- What is expected: Filter the records below down to lines containing "location".

======== Data in this exercise ========

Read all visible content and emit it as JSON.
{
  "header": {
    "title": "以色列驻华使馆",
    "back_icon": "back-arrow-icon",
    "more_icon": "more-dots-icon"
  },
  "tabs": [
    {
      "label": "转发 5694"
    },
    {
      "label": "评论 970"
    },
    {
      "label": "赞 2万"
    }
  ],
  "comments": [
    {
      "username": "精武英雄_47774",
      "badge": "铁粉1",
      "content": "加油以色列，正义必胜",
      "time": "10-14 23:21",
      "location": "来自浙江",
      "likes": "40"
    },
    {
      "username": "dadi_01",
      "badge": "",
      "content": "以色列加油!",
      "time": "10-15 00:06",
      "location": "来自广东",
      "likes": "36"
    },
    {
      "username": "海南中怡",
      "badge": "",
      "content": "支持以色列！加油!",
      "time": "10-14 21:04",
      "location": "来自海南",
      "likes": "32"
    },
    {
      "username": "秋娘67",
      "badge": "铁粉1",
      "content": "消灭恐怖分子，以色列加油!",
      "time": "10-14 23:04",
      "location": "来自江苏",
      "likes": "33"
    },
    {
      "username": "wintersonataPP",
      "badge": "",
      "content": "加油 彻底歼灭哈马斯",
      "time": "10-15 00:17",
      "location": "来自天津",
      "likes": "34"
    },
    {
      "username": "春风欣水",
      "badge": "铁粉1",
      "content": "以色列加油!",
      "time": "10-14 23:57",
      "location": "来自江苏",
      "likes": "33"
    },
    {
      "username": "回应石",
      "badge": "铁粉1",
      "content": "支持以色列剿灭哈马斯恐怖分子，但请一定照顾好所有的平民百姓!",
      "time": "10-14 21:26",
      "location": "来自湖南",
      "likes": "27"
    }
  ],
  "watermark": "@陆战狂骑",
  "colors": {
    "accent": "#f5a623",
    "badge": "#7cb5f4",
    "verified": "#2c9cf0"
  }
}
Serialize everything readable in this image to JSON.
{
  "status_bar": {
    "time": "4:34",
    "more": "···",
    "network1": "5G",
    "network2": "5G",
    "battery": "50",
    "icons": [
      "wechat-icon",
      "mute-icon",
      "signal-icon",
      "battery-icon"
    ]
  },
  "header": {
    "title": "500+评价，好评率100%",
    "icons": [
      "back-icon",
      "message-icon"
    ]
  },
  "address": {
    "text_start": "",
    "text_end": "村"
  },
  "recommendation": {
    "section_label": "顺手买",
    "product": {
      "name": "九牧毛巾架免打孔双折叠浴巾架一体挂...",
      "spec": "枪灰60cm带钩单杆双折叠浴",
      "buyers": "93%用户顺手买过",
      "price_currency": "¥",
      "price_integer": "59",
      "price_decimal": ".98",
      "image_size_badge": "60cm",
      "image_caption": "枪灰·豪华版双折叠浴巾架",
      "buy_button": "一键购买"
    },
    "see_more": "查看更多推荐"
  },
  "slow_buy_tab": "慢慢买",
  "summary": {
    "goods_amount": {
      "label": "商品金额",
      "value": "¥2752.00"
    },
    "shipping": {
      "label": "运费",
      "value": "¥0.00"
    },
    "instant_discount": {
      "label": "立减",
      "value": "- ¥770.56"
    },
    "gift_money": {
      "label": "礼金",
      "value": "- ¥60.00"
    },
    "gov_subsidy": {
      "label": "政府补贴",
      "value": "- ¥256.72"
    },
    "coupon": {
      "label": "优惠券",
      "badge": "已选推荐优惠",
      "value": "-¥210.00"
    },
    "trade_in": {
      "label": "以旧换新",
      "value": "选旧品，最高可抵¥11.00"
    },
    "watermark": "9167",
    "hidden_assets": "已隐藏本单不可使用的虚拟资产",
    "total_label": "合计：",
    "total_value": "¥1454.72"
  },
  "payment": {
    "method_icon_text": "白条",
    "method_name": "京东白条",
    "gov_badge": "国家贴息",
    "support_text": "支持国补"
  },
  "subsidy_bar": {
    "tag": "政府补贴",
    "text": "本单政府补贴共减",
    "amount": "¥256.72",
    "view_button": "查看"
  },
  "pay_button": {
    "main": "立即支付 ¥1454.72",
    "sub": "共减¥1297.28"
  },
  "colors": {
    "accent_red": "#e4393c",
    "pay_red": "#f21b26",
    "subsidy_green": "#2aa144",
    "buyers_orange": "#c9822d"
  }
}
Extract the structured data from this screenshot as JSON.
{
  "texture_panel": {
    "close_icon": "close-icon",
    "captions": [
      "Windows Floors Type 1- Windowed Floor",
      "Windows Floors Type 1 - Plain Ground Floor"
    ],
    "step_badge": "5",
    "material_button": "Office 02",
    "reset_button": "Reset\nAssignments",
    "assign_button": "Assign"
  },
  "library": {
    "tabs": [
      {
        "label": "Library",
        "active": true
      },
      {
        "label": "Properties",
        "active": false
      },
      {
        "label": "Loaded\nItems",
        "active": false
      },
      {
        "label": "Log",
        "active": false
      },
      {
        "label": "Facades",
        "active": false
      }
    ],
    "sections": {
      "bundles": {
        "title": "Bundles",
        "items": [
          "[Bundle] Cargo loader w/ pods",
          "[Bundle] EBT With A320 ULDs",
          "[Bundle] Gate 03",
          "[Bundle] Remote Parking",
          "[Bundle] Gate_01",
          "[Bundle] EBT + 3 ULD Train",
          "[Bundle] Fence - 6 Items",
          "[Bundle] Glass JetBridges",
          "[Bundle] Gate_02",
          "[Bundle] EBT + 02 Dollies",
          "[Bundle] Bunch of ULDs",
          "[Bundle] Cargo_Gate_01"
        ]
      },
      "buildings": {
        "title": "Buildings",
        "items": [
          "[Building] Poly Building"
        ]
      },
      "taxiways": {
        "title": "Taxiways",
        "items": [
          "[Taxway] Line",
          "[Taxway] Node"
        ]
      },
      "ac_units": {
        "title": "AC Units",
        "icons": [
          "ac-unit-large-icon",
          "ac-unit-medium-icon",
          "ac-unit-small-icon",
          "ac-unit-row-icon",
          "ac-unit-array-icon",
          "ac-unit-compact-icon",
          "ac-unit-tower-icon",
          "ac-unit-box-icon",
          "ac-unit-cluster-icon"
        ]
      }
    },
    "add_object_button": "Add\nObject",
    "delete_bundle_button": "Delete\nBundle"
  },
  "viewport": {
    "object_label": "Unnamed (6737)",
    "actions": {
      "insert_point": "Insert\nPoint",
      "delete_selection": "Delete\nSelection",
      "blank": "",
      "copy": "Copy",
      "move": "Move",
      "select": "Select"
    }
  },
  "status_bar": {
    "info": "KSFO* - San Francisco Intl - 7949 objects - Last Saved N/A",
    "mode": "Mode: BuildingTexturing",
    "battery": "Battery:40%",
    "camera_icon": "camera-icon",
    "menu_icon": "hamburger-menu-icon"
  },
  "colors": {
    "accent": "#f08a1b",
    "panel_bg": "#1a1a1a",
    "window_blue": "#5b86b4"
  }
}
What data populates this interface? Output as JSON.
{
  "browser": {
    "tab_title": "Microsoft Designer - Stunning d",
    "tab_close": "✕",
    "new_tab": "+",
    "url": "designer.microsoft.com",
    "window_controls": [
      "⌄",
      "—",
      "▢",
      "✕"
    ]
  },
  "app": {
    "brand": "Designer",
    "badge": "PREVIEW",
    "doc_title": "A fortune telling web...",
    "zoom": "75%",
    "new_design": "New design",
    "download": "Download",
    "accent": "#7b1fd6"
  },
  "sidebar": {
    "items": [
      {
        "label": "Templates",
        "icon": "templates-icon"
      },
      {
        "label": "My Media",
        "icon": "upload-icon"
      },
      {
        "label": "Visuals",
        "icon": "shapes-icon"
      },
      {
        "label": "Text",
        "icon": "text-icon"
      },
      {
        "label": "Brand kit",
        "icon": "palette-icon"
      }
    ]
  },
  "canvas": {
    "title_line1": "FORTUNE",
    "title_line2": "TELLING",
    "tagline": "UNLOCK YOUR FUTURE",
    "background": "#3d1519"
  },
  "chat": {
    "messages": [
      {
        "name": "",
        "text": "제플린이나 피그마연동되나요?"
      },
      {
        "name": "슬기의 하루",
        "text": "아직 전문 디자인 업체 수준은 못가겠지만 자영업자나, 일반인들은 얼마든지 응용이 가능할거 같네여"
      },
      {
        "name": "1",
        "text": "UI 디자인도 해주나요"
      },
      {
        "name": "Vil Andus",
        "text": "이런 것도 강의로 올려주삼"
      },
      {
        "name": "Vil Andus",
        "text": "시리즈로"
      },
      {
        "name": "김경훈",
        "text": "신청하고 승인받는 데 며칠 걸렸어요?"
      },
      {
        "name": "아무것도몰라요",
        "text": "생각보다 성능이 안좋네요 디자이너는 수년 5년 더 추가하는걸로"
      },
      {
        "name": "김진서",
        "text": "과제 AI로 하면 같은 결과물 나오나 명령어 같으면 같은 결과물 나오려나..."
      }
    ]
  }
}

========

- Response to this task:
      "location": "来自浙江",
      "location": "来自广东",
      "location": "来自海南",
      "location": "来自江苏",
      "location": "来自天津",
      "location": "来自江苏",
      "location": "来自湖南",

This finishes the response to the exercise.